▶ Try it
Word for word, restate each of the records below.

▶ Source records

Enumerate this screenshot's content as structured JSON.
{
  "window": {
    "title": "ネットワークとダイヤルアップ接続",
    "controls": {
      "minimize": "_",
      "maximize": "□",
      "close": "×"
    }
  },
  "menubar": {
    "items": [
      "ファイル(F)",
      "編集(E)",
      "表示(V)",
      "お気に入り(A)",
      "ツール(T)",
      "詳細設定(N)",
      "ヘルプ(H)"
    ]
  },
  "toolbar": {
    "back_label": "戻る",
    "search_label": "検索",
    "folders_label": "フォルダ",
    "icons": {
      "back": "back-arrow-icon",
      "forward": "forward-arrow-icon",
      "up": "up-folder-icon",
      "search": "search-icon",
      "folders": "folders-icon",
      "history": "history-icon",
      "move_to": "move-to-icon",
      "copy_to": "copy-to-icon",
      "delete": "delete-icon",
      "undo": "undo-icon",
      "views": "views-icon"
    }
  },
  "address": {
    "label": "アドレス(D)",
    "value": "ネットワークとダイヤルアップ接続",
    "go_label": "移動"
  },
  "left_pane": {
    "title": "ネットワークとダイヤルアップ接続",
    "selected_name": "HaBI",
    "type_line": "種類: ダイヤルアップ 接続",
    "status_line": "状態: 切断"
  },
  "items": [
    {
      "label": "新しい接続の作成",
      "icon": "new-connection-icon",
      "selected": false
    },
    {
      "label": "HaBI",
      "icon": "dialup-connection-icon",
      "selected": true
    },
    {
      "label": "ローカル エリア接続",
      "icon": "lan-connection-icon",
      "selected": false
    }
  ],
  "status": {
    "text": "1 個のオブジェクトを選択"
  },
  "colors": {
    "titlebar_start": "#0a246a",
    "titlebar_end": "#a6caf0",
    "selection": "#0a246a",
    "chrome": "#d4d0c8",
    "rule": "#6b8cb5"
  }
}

▶ Answer to this problem
Enumerate this screenshot's content as structured JSON.
{
  "window": {
    "title": "ネットワークとダイヤルアップ接続",
    "controls": {
      "minimize": "_",
      "maximize": "□",
      "close": "×"
    }
  },
  "menubar": {
    "items": [
      "ファイル(F)",
      "編集(E)",
      "表示(V)",
      "お気に入り(A)",
      "ツール(T)",
      "詳細設定(N)",
      "ヘルプ(H)"
    ]
  },
  "toolbar": {
    "back_label": "戻る",
    "search_label": "検索",
    "folders_label": "フォルダ",
    "icons": {
      "back": "back-arrow-icon",
      "forward": "forward-arrow-icon",
      "up": "up-folder-icon",
      "search": "search-icon",
      "folders": "folders-icon",
      "history": "history-icon",
      "move_to": "move-to-icon",
      "copy_to": "copy-to-icon",
      "delete": "delete-icon",
      "undo": "undo-icon",
      "views": "views-icon"
    }
  },
  "address": {
    "label": "アドレス(D)",
    "value": "ネットワークとダイヤルアップ接続",
    "go_label": "移動"
  },
  "left_pane": {
    "title": "ネットワークとダイヤルアップ接続",
    "selected_name": "HaBI",
    "type_line": "種類: ダイヤルアップ 接続",
    "status_line": "状態: 切断"
  },
  "items": [
    {
      "label": "新しい接続の作成",
      "icon": "new-connection-icon",
      "selected": false
    },
    {
      "label": "HaBI",
      "icon": "dialup-connection-icon",
      "selected": true
    },
    {
      "label": "ローカル エリア接続",
      "icon": "lan-connection-icon",
      "selected": false
    }
  ],
  "status": {
    "text": "1 個のオブジェクトを選択"
  },
  "colors": {
    "titlebar_start": "#0a246a",
    "titlebar_end": "#a6caf0",
    "selection": "#0a246a",
    "chrome": "#d4d0c8",
    "rule": "#6b8cb5"
  }
}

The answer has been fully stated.